From Wikipedia, the free encyclopedia
Jump to navigation Jump to search
Tiefurt House
UNESCO World Heritage Site
Museum Schloss Tiefurt (Weimar).JPG
Main entrance to the Schlosshof
LocationWeimar, Germany
Part ofClassical Weimar
CriteriaCultural: (iii), (vi)
Inscription1998 (22nd Session)
West face of the museum

Tiefurt House (German: Schloss Tiefurt) is a small stately home on the Ilm river in the Tiefurt quarter of Weimar, about 4 km east of the city centre. It was the summer residence of duchess Anna Amalia of Brunswick-Wolfenbüttel. Because of its importance as a centre of culture during the Weimar Classicism movement of the late 18th and early 19th centuries, the Tiefurt House was inscribed on the UNESCO World Heritage List in 1998 as part of the Classical Weimar site.[1]

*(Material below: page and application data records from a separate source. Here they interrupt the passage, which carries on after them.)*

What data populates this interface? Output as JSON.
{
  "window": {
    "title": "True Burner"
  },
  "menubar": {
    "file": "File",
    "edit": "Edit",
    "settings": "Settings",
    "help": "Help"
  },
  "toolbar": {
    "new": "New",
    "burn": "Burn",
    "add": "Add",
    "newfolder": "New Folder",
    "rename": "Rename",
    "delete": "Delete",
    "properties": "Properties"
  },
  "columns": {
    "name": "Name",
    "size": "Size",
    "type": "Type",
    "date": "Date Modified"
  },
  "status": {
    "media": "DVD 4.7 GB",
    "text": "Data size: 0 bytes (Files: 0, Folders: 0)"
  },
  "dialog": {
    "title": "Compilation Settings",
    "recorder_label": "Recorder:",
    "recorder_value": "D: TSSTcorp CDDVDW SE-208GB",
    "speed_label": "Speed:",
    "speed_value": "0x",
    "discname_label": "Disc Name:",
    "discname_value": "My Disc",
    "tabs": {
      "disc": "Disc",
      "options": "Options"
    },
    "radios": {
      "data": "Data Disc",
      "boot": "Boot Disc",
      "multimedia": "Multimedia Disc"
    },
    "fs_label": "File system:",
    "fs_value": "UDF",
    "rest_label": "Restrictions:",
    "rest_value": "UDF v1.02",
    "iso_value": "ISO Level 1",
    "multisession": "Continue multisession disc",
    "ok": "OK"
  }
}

The house originated at the end of the 16th century as the tenant's house (Pächterhaus) of a ducal estate (Kammergut), and was converted and extended in 1765. It consists of a main building, with an upper floor of 7 rooms, and a smaller auxiliary building connected to it. Charles Augustus granted it to his brother Constantine for his own court, under Constantine's tutor Karl Ludwig von Knebel in 1776. Four years later their mother selected it as her summer seat during a long absence of the prince. She and her two servants occupied the upper floor, with her courtier, Luise von Göchhausen, in the auxiliary building. For around 25 years the castle was Anna Amalia's favourite residence and the centre of a circle of poets, as part of Weimar Classicism.

On the duchess's death in 1807 the building became neglected, though Charles Augustus's son Charles Frederick began renovation work within Goethe's lifetime. In 1907 it opened to the public as a museum, and from 1978 to 1981 it was restored to its 1800 decor, with the sequence of rooms restored to that of Anna Amalia's time.


On the nearby meadow was a landscape garden in the English style, also open to the public. Schiller is buried in the grand-ducal burial chamber in the grounds. The well-known landscape gardener Eduard Petzold was put in charge of the gardens during the 19th-century renovations.

See also[edit]


  1. ^ "Classical Weimar". UNESCO World Heritage Centre. United Nations Educational, Scientific, and Cultural Organization. Retrieved 29 July 2022.

External links[edit]

Coordinates: 50°59′38″N 11°21′49″E / 50.993888°N 11.363611°E / 50.993888; 11.363611